Every entry should be given again exactly, with nothing dropped.

(Excerpts from an interface dataset)
____________________
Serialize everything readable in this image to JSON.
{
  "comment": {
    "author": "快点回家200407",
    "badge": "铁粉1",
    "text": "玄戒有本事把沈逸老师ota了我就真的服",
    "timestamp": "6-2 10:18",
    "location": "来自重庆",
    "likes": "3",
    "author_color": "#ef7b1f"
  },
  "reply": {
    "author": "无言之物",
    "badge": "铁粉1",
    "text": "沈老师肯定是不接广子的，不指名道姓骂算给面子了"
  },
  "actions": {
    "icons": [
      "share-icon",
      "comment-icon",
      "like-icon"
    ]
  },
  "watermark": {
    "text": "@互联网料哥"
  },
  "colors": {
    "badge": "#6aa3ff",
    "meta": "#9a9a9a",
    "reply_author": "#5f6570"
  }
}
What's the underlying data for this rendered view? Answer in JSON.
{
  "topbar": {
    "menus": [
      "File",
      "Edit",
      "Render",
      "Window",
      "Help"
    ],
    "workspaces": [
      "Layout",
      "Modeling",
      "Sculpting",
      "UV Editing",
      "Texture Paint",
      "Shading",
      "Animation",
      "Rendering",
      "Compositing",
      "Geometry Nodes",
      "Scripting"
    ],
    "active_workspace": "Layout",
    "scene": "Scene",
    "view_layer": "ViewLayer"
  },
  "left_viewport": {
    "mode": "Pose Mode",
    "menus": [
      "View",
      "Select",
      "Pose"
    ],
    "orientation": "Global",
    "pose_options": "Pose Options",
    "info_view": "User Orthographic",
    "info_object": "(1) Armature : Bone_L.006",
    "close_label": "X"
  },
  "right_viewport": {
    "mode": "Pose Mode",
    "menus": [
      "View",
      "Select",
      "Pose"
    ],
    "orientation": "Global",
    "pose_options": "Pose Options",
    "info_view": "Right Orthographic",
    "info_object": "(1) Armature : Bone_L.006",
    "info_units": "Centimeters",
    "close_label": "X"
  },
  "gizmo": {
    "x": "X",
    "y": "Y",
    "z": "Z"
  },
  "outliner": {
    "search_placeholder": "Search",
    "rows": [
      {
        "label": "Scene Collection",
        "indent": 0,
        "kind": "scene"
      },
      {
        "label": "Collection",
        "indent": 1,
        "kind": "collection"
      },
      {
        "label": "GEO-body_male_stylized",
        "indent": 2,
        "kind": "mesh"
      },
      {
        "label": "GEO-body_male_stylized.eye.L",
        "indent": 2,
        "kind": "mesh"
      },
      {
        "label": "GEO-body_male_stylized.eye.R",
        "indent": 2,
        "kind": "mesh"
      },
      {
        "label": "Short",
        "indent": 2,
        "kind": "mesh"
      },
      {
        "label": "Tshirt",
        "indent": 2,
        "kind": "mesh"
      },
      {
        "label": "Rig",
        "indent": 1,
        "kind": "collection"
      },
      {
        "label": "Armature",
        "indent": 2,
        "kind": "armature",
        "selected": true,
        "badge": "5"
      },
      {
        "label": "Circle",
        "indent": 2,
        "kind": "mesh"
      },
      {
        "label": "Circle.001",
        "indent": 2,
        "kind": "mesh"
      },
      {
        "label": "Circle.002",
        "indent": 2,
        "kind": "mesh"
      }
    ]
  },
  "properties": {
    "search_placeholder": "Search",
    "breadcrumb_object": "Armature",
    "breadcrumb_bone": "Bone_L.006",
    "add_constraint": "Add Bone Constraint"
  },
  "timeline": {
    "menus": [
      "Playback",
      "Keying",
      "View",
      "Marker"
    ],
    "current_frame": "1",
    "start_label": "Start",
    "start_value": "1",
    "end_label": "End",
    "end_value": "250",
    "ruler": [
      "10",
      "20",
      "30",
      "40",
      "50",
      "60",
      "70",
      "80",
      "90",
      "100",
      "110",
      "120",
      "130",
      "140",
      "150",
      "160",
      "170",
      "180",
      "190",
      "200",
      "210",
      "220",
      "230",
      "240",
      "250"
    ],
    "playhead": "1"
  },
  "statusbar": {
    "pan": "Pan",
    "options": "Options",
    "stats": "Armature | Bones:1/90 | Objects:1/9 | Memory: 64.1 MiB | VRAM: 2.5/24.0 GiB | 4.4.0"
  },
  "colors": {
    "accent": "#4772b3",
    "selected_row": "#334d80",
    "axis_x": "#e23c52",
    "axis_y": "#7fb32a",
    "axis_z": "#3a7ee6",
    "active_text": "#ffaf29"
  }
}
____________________
#### Task result:
Serialize everything readable in this image to JSON.
{
  "comment": {
    "author": "快点回家200407",
    "badge": "铁粉1",
    "text": "玄戒有本事把沈逸老师ota了我就真的服",
    "timestamp": "6-2 10:18",
    "location": "来自重庆",
    "likes": "3",
    "author_color": "#ef7b1f"
  },
  "reply": {
    "author": "无言之物",
    "badge": "铁粉1",
    "text": "沈老师肯定是不接广子的，不指名道姓骂算给面子了"
  },
  "actions": {
    "icons": [
      "share-icon",
      "comment-icon",
      "like-icon"
    ]
  },
  "watermark": {
    "text": "@互联网料哥"
  },
  "colors": {
    "badge": "#6aa3ff",
    "meta": "#9a9a9a",
    "reply_author": "#5f6570"
  }
}
What's the underlying data for this rendered view? Answer in JSON.
{
  "topbar": {
    "menus": [
      "File",
      "Edit",
      "Render",
      "Window",
      "Help"
    ],
    "workspaces": [
      "Layout",
      "Modeling",
      "Sculpting",
      "UV Editing",
      "Texture Paint",
      "Shading",
      "Animation",
      "Rendering",
      "Compositing",
      "Geometry Nodes",
      "Scripting"
    ],
    "active_workspace": "Layout",
    "scene": "Scene",
    "view_layer": "ViewLayer"
  },
  "left_viewport": {
    "mode": "Pose Mode",
    "menus": [
      "View",
      "Select",
      "Pose"
    ],
    "orientation": "Global",
    "pose_options": "Pose Options",
    "info_view": "User Orthographic",
    "info_object": "(1) Armature : Bone_L.006",
    "close_label": "X"
  },
  "right_viewport": {
    "mode": "Pose Mode",
    "menus": [
      "View",
      "Select",
      "Pose"
    ],
    "orientation": "Global",
    "pose_options": "Pose Options",
    "info_view": "Right Orthographic",
    "info_object": "(1) Armature : Bone_L.006",
    "info_units": "Centimeters",
    "close_label": "X"
  },
  "gizmo": {
    "x": "X",
    "y": "Y",
    "z": "Z"
  },
  "outliner": {
    "search_placeholder": "Search",
    "rows": [
      {
        "label": "Scene Collection",
        "indent": 0,
        "kind": "scene"
      },
      {
        "label": "Collection",
        "indent": 1,
        "kind": "collection"
      },
      {
        "label": "GEO-body_male_stylized",
        "indent": 2,
        "kind": "mesh"
      },
      {
        "label": "GEO-body_male_stylized.eye.L",
        "indent": 2,
        "kind": "mesh"
      },
      {
        "label": "GEO-body_male_stylized.eye.R",
        "indent": 2,
        "kind": "mesh"
      },
      {
        "label": "Short",
        "indent": 2,
        "kind": "mesh"
      },
      {
        "label": "Tshirt",
        "indent": 2,
        "kind": "mesh"
      },
      {
        "label": "Rig",
        "indent": 1,
        "kind": "collection"
      },
      {
        "label": "Armature",
        "indent": 2,
        "kind": "armature",
        "selected": true,
        "badge": "5"
      },
      {
        "label": "Circle",
        "indent": 2,
        "kind": "mesh"
      },
      {
        "label": "Circle.001",
        "indent": 2,
        "kind": "mesh"
      },
      {
        "label": "Circle.002",
        "indent": 2,
        "kind": "mesh"
      }
    ]
  },
  "properties": {
    "search_placeholder": "Search",
    "breadcrumb_object": "Armature",
    "breadcrumb_bone": "Bone_L.006",
    "add_constraint": "Add Bone Constraint"
  },
  "timeline": {
    "menus": [
      "Playback",
      "Keying",
      "View",
      "Marker"
    ],
    "current_frame": "1",
    "start_label": "Start",
    "start_value": "1",
    "end_label": "End",
    "end_value": "250",
    "ruler": [
      "10",
      "20",
      "30",
      "40",
      "50",
      "60",
      "70",
      "80",
      "90",
      "100",
      "110",
      "120",
      "130",
      "140",
      "150",
      "160",
      "170",
      "180",
      "190",
      "200",
      "210",
      "220",
      "230",
      "240",
      "250"
    ],
    "playhead": "1"
  },
  "statusbar": {
    "pan": "Pan",
    "options": "Options",
    "stats": "Armature | Bones:1/90 | Objects:1/9 | Memory: 64.1 MiB | VRAM: 2.5/24.0 GiB | 4.4.0"
  },
  "colors": {
    "accent": "#4772b3",
    "selected_row": "#334d80",
    "axis_x": "#e23c52",
    "axis_y": "#7fb32a",
    "axis_z": "#3a7ee6",
    "active_text": "#ffaf29"
  }
}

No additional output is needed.